Call No Man Father

January 2019
Call no man father.JPG

Question: Where did the tradition of calling priests "Father" come from?

Father Paul:

In the following answer to the question above, we will learn that the challenge of calling priests “Father” comes centuries later after using the term in this context was common. It is not until the Protestant Reformation that referring to priests as “Father” becomes an issue. It is based on the scripture passage from Matthew that is referred to below.

The Orthodox understanding of this passage follows the usage of the Bible and the early Church in that we are not to call anyone “father” in such a way that it usurps the role of our Father in heaven. It does not forbid us from calling men father who have received a share in patrimony from God whether it be our natural fathers or our spiritual fathers.

Protestant interpretation of scripture challenges addressing those ordained into the ranks of the Holy Priesthood or the Monastic Order, “Father”. They base their argument on the following words of Christ in Matthew 23:8-10:

But you, do not to be called ‘Rabbi’, for one is your Teacher, the Christ, and you are all brethren. Do not call anyone on earth your father, for One is your Father, who is in heaven. And do not be called teachers, for One is your Teacher, the Christ.”

If the meaning of this passage is as obvious as the Reformers claim how did it go unnoticed for nearly 1500 years. Perhaps the first Christians and their descendants before the Reformation had a different understanding of these verses. It also follows logically that if we interpret this prohibition of the term “father” in the improper way, we cannot call anyone, “teacher” or “Rabbi”. So why would it be acceptable to call refer to someone as teacher and not father? The answer here is that the Reformers, in order to distance themselves from the Romans Catholic Church found any possible way through scripture to dismiss the Catholic Priesthood.

There is a wealth of scriptural evidence that the terms father and teacher were applied throughout the New Testament:

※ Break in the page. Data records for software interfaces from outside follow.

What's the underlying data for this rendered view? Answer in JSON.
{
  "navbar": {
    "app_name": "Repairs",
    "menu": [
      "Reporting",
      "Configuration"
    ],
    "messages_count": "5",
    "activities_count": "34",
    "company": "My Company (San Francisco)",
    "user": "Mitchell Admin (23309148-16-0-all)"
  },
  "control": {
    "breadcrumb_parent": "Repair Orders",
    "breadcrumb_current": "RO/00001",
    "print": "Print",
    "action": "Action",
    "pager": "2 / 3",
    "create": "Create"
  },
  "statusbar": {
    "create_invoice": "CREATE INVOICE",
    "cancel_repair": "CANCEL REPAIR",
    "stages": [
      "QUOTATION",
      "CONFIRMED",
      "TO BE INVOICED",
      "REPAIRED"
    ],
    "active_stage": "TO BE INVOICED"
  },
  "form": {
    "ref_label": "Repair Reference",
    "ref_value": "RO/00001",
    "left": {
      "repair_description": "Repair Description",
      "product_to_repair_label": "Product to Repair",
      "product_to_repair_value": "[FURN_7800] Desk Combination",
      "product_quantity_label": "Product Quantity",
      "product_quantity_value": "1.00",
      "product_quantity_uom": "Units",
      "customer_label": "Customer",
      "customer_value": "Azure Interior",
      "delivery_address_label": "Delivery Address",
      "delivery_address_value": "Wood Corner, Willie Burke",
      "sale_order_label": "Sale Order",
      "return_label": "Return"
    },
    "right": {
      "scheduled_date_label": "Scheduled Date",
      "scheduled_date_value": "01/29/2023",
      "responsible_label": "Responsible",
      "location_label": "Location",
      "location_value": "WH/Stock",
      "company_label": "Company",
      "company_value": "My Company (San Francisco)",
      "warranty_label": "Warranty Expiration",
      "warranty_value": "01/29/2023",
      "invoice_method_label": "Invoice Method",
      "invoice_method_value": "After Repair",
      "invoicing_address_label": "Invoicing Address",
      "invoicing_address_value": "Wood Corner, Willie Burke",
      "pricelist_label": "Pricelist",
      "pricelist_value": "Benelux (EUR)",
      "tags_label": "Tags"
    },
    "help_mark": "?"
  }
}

Let not many of you become teachers, my brethren, for you know that we who teach shall be judged with greater strictness.”
— James 3:1
And his gifts were that some should be apostles, some prophets, some evangelists, some pastors and teachers”
— Eph. 4:11
Are you greater than our father Jacob, who gave us the well, and drank from it himself, and his sons, and his cattle?”
— Jn. 4:12
I am writing to you, fathers, because you know him who is from the beginning. I am writing to you, young men, because you have overcome the evil one. I write to you, children, because you know the Father. 14 I write to you, fathers, because you know him who is from the beginning. I write to you, young men, because you are strong, and the word of God abides in you, and you have overcome the evil one.”
— 1 Jn. 2:13-14

And St. Paul calls himself a father in the spiritual sense:

I do not write this to make you ashamed, but to admonish you as my beloved children. 15 For though you have countless guides in Christ, you do not have many fathers. For I became your father in Christ Jesus through the gospel.”
— 1 Corinthians 4:14-15

How Did the Early Christians Understand this Verse?

Yes, the Early Christians understood the Lord’s words and accepted them in the context of those who were sinfully pride of the title or titles they had received. It is only through humility that any title should be acceptable. Imagine not being able to refer to one’s natural parents as father or mother.

St. John Chrysostom teaches:

Again, “call no man your father.” This is said in order that they may know whom they ought to call Father in the highest sense. It is not said frivolously as if no one should ever be called father. Just as the human master is not the divine Master, so neither is the father the Father who is the cause of all, both of all masters and of all fathers.”


In this passage, the early Church clearly understood that Jesus was condemning the commandeering of the fatherhood of God, not the proper participation in and acknowledgement of that fatherhood by grace.

So, let’s continue to honor the 2,000 year tradition of our Holy Church and refer to those who serve our Lord in the Holy Priesthood, father.